Segment Start: Records provided

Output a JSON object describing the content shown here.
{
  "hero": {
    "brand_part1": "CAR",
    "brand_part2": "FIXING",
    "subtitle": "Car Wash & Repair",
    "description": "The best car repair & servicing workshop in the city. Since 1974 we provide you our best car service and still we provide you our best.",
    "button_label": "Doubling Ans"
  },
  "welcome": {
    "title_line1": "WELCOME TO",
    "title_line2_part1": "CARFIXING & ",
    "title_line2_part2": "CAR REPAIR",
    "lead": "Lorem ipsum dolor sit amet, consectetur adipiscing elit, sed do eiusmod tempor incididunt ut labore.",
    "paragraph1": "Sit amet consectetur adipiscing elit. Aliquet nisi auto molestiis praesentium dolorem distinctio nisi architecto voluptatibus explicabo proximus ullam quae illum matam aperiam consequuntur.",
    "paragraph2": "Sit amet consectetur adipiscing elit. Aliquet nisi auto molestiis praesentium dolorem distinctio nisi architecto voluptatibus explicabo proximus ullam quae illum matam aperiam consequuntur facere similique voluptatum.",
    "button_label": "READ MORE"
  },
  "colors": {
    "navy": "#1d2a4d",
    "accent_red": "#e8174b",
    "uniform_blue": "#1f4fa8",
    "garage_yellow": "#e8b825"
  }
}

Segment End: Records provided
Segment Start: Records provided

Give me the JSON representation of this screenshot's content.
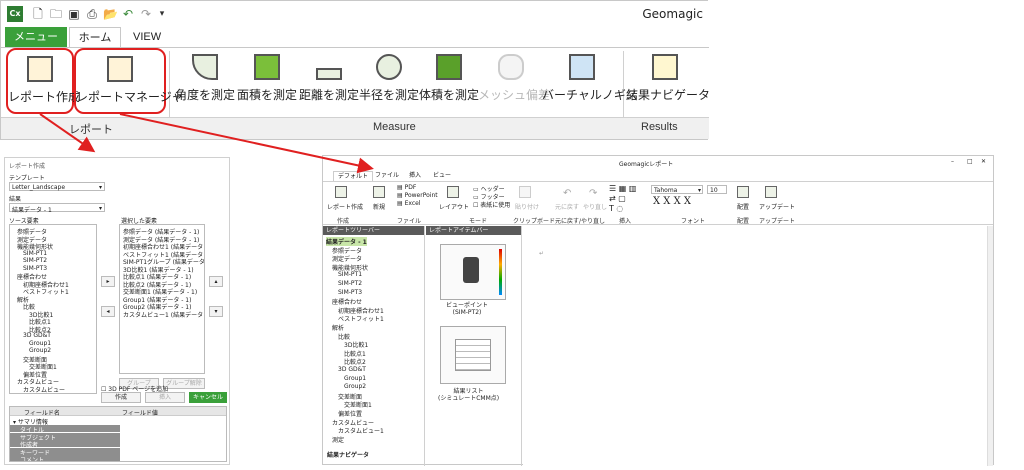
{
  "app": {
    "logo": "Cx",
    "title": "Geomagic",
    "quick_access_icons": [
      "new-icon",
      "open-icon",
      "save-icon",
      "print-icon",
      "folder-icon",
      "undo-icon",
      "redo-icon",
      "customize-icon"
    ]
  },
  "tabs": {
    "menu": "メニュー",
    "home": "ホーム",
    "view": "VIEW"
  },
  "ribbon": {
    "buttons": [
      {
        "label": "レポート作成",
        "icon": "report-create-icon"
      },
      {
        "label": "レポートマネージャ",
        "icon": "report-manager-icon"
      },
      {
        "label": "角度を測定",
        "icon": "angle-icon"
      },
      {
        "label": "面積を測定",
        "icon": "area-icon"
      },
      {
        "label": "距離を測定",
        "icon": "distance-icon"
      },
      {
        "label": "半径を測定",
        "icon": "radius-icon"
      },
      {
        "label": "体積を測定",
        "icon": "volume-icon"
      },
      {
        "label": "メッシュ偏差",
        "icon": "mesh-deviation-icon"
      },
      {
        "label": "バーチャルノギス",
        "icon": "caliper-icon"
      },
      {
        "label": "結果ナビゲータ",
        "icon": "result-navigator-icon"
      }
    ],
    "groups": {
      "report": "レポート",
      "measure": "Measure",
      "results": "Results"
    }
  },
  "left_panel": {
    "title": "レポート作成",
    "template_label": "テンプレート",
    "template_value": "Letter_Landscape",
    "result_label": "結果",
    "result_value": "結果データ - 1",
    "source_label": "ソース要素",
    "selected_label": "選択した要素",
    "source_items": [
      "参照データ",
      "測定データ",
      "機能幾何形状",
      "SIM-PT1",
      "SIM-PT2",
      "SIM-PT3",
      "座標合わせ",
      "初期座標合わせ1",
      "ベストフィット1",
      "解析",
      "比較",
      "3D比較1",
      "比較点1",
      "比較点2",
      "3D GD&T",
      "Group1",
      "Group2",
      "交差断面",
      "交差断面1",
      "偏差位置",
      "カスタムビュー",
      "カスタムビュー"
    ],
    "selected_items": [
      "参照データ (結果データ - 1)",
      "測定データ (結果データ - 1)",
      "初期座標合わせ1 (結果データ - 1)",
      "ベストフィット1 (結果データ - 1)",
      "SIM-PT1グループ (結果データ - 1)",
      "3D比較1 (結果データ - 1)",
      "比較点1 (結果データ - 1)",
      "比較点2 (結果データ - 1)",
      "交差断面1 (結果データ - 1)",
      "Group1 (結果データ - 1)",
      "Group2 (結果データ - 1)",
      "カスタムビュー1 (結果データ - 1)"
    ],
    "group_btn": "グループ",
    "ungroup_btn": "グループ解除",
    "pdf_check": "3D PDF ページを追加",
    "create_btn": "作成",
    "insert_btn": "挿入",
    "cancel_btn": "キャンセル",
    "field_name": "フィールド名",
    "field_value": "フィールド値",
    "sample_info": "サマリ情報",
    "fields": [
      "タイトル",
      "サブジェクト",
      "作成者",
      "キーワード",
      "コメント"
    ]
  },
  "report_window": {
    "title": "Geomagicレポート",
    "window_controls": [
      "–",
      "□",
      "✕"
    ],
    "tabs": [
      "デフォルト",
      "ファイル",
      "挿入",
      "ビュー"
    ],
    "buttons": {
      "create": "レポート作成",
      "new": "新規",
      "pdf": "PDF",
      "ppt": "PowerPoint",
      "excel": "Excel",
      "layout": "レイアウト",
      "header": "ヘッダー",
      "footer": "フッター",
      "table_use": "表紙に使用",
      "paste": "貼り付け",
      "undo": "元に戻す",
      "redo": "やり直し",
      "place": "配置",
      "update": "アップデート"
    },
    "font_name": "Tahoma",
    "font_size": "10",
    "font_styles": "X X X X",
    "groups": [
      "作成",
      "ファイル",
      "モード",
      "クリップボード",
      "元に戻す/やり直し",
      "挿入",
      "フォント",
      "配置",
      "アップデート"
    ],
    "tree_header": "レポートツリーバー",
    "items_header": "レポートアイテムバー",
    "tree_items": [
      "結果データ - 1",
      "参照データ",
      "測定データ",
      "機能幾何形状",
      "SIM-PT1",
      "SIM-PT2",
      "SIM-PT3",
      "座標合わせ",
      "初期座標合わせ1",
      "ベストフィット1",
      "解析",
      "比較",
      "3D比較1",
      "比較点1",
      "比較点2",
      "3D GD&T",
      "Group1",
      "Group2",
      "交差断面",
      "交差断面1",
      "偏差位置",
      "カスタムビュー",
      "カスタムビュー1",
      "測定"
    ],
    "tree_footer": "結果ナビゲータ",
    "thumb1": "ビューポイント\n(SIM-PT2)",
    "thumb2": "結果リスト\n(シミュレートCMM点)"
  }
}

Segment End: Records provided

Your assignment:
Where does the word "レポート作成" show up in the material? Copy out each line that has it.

Answer area:
        "label": "レポート作成",
    "title": "レポート作成",
      "create": "レポート作成",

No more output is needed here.